**Task goal**
Every entry below has to appear again in your reply, word for word, but no picture may.

(Collection entries)
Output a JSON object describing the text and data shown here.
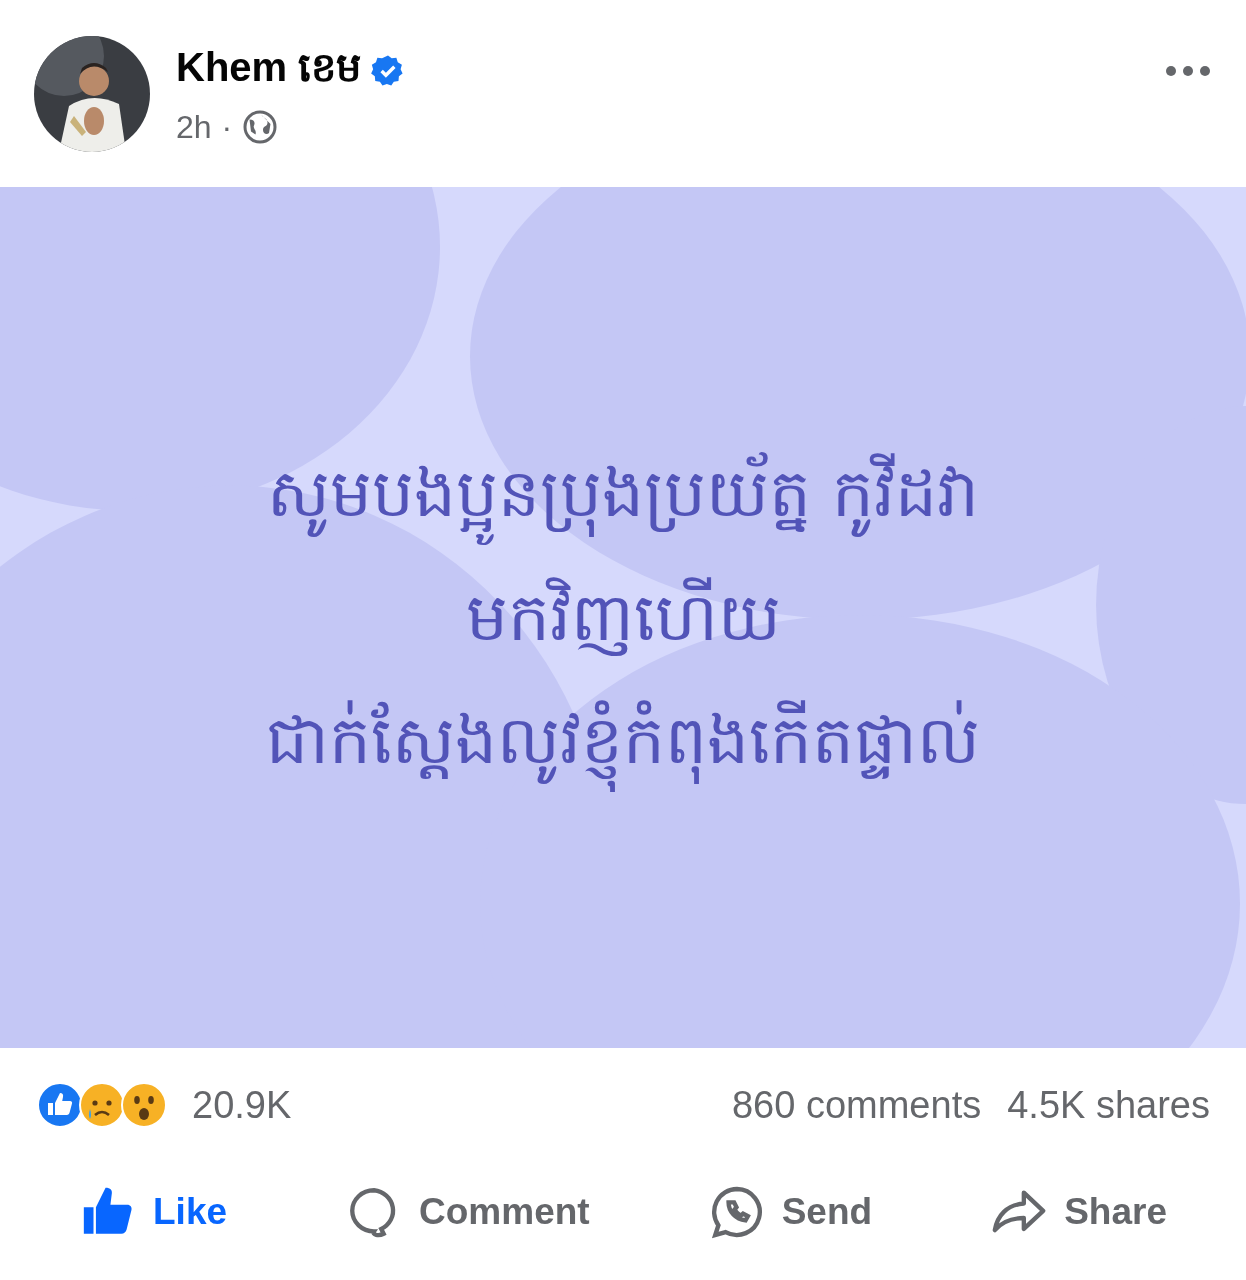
{
  "post": {
    "author": "Khem ខេម",
    "verified": true,
    "time": "2h",
    "separator": "·"
  },
  "text_lines": [
    "សូមបងប្អូនប្រុងប្រយ័ត្ន កូវីដវា",
    "មកវិញហើយ",
    "ជាក់ស្តែងលូវខ្ញុំកំពុងកើតផ្ទាល់"
  ],
  "stats": {
    "reactions_count": "20.9K",
    "comments": "860 comments",
    "shares": "4.5K shares"
  },
  "actions": [
    {
      "kind": "like",
      "label": "Like",
      "selected": true
    },
    {
      "kind": "comment",
      "label": "Comment",
      "selected": false
    },
    {
      "kind": "send",
      "label": "Send",
      "selected": false
    },
    {
      "kind": "share",
      "label": "Share",
      "selected": false
    }
  ]
}
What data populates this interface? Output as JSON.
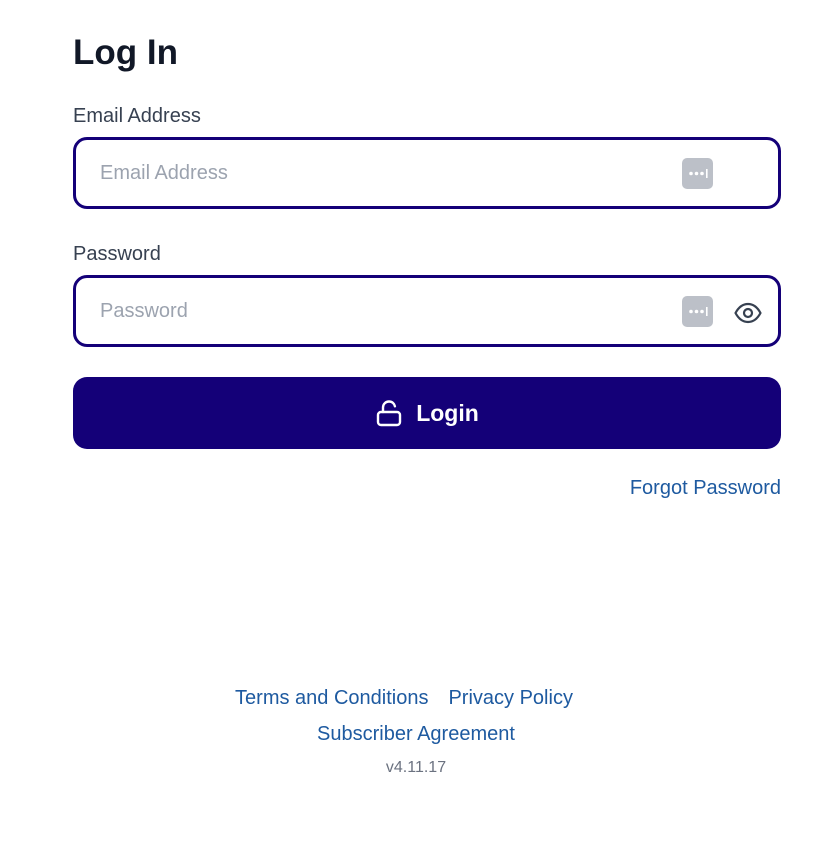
{
  "page": {
    "title": "Log In"
  },
  "email": {
    "label": "Email Address",
    "placeholder": "Email Address",
    "value": ""
  },
  "password": {
    "label": "Password",
    "placeholder": "Password",
    "value": ""
  },
  "login_button": {
    "label": "Login",
    "icon": "unlock-icon"
  },
  "forgot_password": {
    "label": "Forgot Password"
  },
  "footer": {
    "terms": "Terms and Conditions",
    "privacy": "Privacy Policy",
    "subscriber": "Subscriber Agreement",
    "version": "v4.11.17"
  },
  "colors": {
    "accent": "#140078",
    "link": "#1e5aa0",
    "heading": "#111827",
    "placeholder": "#9ca3af"
  }
}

**Task solution**
Output a JSON object describing the text and data shown here.
{
  "post": {
    "author": "Khem ខេម",
    "verified": true,
    "time": "2h",
    "separator": "·"
  },
  "text_lines": [
    "សូមបងប្អូនប្រុងប្រយ័ត្ន កូវីដវា",
    "មកវិញហើយ",
    "ជាក់ស្តែងលូវខ្ញុំកំពុងកើតផ្ទាល់"
  ],
  "stats": {
    "reactions_count": "20.9K",
    "comments": "860 comments",
    "shares": "4.5K shares"
  },
  "actions": [
    {
      "kind": "like",
      "label": "Like",
      "selected": true
    },
    {
      "kind": "comment",
      "label": "Comment",
      "selected": false
    },
    {
      "kind": "send",
      "label": "Send",
      "selected": false
    },
    {
      "kind": "share",
      "label": "Share",
      "selected": false
    }
  ]
}
What data populates this interface? Output as JSON.
{
  "page": {
    "title": "Log In"
  },
  "email": {
    "label": "Email Address",
    "placeholder": "Email Address",
    "value": ""
  },
  "password": {
    "label": "Password",
    "placeholder": "Password",
    "value": ""
  },
  "login_button": {
    "label": "Login",
    "icon": "unlock-icon"
  },
  "forgot_password": {
    "label": "Forgot Password"
  },
  "footer": {
    "terms": "Terms and Conditions",
    "privacy": "Privacy Policy",
    "subscriber": "Subscriber Agreement",
    "version": "v4.11.17"
  },
  "colors": {
    "accent": "#140078",
    "link": "#1e5aa0",
    "heading": "#111827",
    "placeholder": "#9ca3af"
  }
}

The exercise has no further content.